Do you have to eat sugar?
Technically, a human doesn't have to consume sugar, aka carbohydrates, in order to have sugar in their body. The human body has a nifty trick called gluconeogenesis, wherein the body converts protein and other components into sugar. But here's the deal; the process of gluconeogenesis requires energy, and the human body is always looking to conserve energy.
So of course, your body preferentially wants carbohydrates from a food source. And boy howdy, a processed sugary treat is like hitting a jackpot in Vegas as far as your brain is concerned. And it rewards us BIG TIME for this incredible energy find. We typically don't need this much fast energy at once though, and we especially don't need it over and over and over again. But, as I describe in the video above, your body is programmed to expect starvation. Winter is always coming. Your brain will always reward you for finding sugar in your environment.

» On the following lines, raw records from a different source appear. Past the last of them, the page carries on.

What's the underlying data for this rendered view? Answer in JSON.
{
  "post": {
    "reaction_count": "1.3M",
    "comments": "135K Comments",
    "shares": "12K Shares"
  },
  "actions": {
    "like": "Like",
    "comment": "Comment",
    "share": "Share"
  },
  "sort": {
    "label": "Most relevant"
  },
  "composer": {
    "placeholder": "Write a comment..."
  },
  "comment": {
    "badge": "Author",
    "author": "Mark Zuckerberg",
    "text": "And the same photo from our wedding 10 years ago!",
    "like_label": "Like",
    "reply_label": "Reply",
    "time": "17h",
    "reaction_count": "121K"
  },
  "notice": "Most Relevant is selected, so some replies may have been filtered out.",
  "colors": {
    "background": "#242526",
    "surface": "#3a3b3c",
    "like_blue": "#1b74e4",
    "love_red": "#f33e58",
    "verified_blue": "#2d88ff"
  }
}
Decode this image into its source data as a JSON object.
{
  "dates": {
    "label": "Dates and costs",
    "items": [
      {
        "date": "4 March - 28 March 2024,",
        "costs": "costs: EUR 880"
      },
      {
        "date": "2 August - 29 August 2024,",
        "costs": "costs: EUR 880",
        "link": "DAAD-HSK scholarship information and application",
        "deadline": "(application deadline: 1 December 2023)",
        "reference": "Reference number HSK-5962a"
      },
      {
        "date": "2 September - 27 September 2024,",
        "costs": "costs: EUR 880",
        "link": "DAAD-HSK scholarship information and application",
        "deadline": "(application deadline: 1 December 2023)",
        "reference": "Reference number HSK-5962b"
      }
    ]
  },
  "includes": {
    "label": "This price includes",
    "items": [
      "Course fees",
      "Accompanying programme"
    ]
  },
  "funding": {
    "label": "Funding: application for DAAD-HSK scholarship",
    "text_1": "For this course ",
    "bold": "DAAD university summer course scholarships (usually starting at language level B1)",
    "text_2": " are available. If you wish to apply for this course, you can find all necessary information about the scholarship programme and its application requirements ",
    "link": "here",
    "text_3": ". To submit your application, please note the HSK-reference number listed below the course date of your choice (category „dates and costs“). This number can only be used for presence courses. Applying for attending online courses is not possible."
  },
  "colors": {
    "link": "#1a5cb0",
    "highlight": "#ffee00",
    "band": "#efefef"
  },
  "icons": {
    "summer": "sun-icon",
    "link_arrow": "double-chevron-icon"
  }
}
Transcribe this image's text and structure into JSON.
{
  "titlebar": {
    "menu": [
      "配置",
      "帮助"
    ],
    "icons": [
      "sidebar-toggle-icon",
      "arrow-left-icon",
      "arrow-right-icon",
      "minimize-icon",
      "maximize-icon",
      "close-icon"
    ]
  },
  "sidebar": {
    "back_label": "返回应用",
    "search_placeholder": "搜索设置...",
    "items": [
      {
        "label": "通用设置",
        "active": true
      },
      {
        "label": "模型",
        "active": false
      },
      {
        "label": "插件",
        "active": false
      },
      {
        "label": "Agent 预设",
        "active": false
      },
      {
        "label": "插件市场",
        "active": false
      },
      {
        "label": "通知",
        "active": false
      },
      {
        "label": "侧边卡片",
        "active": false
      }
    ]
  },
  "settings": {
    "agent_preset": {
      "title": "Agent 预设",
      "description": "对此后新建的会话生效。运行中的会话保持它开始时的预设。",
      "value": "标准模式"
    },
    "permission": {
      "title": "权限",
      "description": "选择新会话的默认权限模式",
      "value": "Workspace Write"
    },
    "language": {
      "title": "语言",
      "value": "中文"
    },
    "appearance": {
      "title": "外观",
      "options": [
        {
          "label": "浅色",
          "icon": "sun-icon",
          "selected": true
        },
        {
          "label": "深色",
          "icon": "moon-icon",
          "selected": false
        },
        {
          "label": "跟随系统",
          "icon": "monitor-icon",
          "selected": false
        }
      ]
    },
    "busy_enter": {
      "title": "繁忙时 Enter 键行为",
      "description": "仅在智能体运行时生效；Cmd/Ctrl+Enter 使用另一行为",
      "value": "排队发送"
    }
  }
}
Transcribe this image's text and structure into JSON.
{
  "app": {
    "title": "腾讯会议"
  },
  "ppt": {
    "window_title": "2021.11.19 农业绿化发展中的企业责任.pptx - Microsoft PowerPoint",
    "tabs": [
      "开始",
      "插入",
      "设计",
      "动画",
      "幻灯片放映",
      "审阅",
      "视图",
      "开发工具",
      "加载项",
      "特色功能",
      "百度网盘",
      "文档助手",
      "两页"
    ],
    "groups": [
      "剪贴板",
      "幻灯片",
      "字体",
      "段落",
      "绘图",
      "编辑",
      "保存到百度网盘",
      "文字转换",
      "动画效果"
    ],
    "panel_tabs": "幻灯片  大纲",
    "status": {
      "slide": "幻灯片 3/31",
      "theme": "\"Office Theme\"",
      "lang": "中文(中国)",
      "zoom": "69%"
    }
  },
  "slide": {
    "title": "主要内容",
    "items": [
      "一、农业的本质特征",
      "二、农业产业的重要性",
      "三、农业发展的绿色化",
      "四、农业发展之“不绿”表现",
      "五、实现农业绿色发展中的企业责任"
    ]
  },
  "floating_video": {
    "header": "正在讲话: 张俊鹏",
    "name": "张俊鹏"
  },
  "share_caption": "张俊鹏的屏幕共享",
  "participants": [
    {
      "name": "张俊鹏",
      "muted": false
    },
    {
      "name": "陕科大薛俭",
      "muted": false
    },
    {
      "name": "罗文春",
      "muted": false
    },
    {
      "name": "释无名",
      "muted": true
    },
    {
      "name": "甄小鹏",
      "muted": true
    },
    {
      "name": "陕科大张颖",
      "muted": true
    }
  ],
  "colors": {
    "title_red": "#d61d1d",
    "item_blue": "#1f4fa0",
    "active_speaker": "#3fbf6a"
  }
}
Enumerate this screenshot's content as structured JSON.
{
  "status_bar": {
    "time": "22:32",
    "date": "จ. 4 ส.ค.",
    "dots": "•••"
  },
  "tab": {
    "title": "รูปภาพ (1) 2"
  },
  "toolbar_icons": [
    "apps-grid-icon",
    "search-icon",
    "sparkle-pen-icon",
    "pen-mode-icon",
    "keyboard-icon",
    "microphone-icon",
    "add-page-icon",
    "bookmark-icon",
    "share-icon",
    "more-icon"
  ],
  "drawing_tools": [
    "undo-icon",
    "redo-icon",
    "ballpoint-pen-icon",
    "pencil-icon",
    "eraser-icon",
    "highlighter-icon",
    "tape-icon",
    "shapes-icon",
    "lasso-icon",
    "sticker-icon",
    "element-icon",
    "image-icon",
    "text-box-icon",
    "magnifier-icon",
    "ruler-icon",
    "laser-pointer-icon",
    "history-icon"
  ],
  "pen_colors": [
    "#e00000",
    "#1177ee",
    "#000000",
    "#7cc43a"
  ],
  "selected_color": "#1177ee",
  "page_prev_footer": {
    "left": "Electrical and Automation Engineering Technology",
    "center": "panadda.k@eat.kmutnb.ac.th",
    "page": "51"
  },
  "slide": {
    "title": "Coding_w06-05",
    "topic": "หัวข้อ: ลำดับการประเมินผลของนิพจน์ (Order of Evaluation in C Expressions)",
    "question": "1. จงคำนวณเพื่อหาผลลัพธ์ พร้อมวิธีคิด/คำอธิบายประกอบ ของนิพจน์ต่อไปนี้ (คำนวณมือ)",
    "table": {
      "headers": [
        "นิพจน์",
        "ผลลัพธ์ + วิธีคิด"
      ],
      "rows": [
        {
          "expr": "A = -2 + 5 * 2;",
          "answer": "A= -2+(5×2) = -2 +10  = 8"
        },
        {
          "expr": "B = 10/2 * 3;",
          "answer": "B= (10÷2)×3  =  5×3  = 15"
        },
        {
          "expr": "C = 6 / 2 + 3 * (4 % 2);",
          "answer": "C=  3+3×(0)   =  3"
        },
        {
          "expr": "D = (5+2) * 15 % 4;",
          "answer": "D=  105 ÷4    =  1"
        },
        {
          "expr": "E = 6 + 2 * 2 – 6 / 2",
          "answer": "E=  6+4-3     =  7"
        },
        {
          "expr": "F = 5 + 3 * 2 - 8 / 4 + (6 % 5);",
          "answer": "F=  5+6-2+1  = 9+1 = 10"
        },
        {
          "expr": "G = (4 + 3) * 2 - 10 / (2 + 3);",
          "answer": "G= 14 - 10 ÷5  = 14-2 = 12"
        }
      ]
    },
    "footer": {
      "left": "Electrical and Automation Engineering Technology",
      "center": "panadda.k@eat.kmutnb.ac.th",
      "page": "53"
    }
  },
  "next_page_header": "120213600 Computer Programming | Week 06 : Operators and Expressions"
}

This, obviously, is a problem. Our current food environment is saturated with highly palatable, highly condensed, engineered forms of carbohydrate that create larger hits of dopamine in our brain than is commonly natural.
Should you eat sugar?
The short answer: not really (at least not added sugar). But let's be realistic. Sugar is everywhere. And even if you don't think you have a "sweet tooth", if you eat a lot of savory carbohydrate (bread, chips, crackers, pasta), that's all broken down in your gut into sugar.
I think one of the best things a person can do in our current food environment is to be very picky about the sugar they eat. White flour and added sugar should be cut out at least 85% of the time (if not all the time). Carbs consumed should definitely be from starchy veggies, legumes, and whole grains, and servings should be kept under control. As in, have just one serving. And read food labels for baby Jesus' sake. LOOK at how much sugar and carbohydrate is in food, even if it's labeled "healthy". Don't be a food zombie.
We can't change the way food manufacturers tempt us to consume their sugary, carb-laden wares, but we can educate ourselves as to how much sugar we are truly consuming, and put an action plan in place to control it. Need help with that? I can do that! Just fill in the form below.